Also, train your attention by gradually increasing the duration of your deep work sessions and practicing sustained focus over time.

Manage your time effectively

Allocate time for shallow work tasks, such as email, meetings, and administrative tasks, while also carving out time for deep work.

Set realistic expectations for your workload and avoid over-commitment to ensure you have time for both deep work and other responsibilities.

Use time management tools like Timeular as well as techniques to track your time, prioritize tasks, and make informed decisions about how to allocate your resources. To calculate overtime, use our free Overtime Calculator.

Seek support and accountability

It can be challenging to manage this process on your own, so surround yourself with supportive peers, mentors, or accountability partners. They can provide encouragement, feedback, and accountability for your deep work goals.

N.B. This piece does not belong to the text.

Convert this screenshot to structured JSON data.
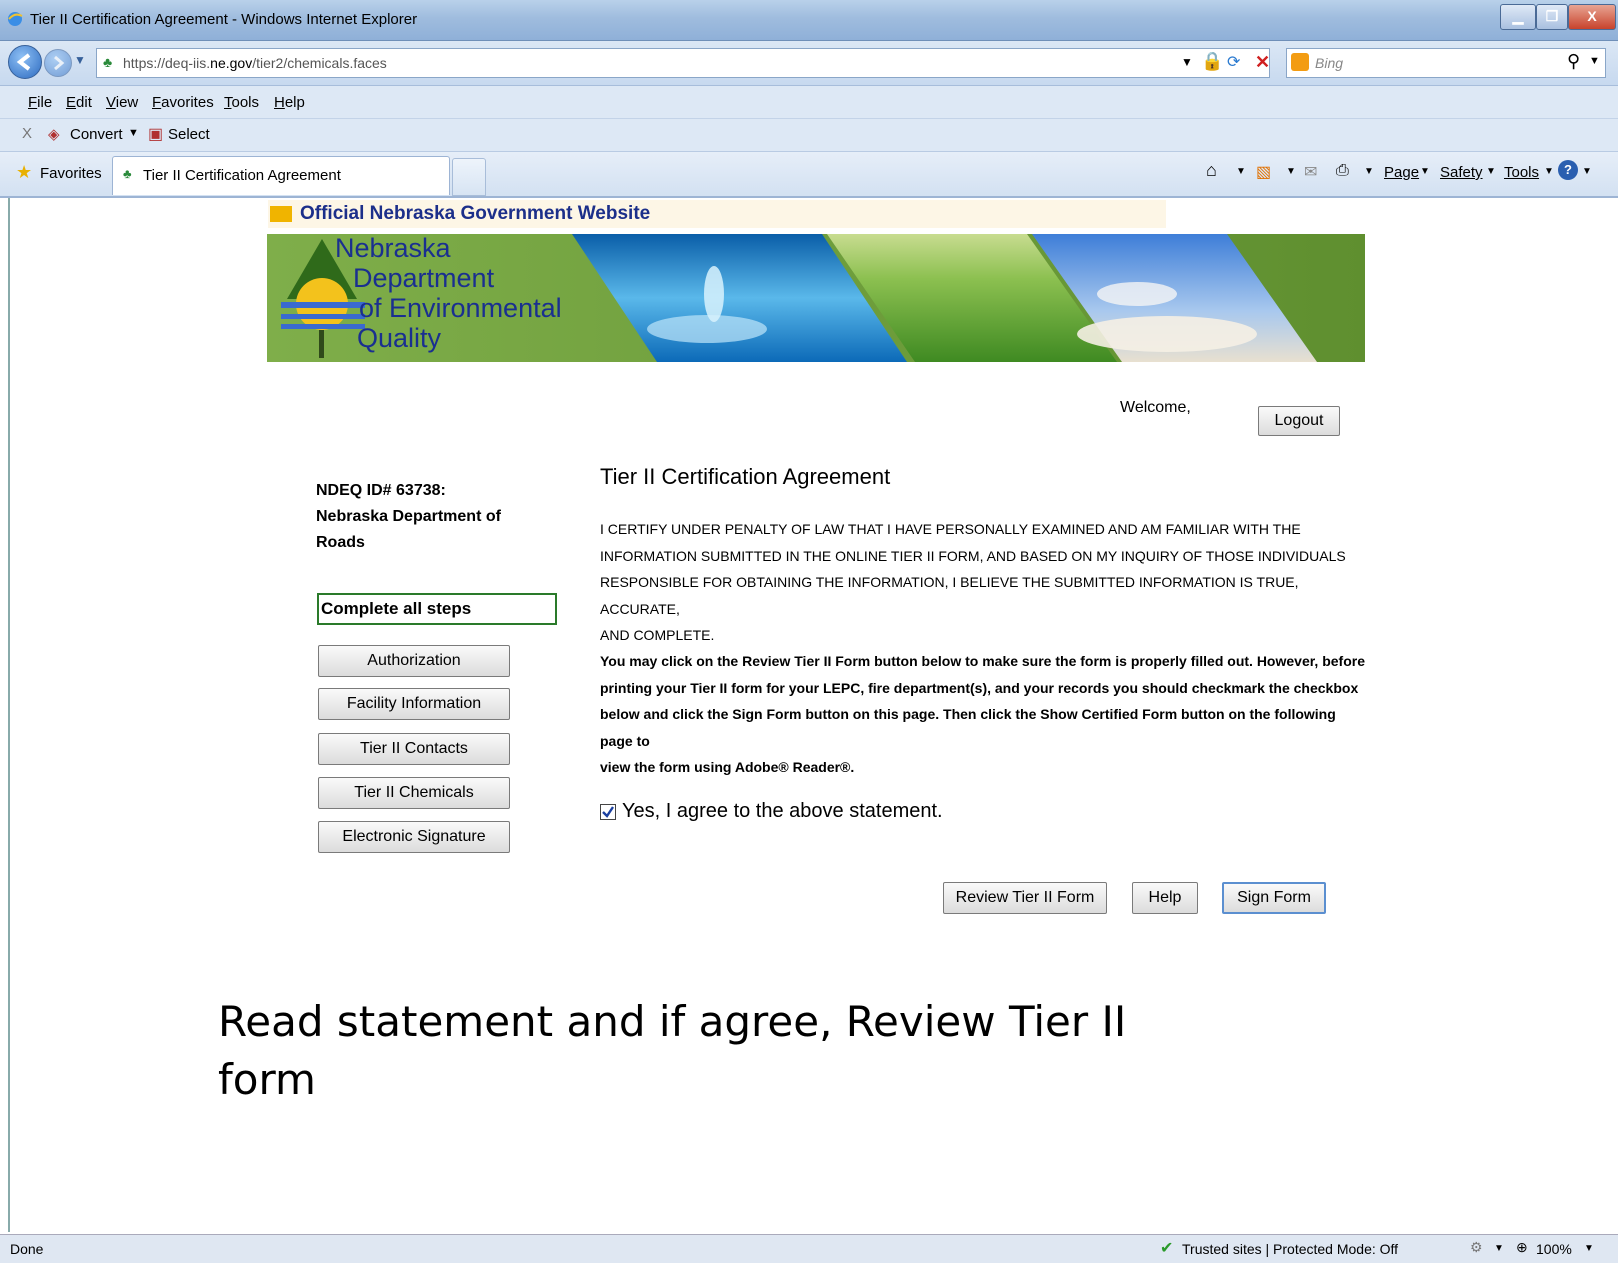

Join or form a deep work community or tribe to connect with like-minded individuals, share experiences, and exchange tips and strategies for overcoming challenges. Seek professional support from a coach in case you’re struggling with being productive, or you want to master your deep work practice.

Don’t forget to celebrate small victories and progress milestones to build momentum in your deep work practice.

Read also: Elon Musk daily schedule template

Stop being busy all the time

Track time spent on work automatically, audit it, and dedicate it to deep work instead.


More than just a strategic tool, deep work represents a fundamental shift in the way you work, your results, and how you feel about your work at the end of the day.

It challenges the notion of constant busyness and multitasking, advocating instead for focused, undistracted periods of intense concentration.

So, I’m hoping you’re taking on this paradigm shift and rethinking your approach to productivity while prioritizing depth over shallowness in your work.

You might be interested in:


Is deep work possible in a noisy environment?

Achieving deep work in a noisy environment is challenging but possible with noise-canceling headphones or by finding quieter spaces.

What are some effective Deep Work techniques for beginners?

Effective deep work techniques for beginners include time blocking, the Pomodoro technique, and minimizing digital distractions.

How long should Deep Work sessions be?

The duration of deep work sessions varies but typically ranges from 60 to 90 minutes, allowing for sustained focus without mental fatigue.

Can Deep Work help with multitasking and time management?

Yes, deep work promotes better time management by encouraging individuals to prioritize tasks and set aside focused periods for intense work, reducing the need to multitask.

Are there any specific tools or applications that can help with Deep Work?

Specific tools and apps that can support deep work include time-tracking apps like Timeular, workload management tools like Jira, and focus enhancement apps like Freedom.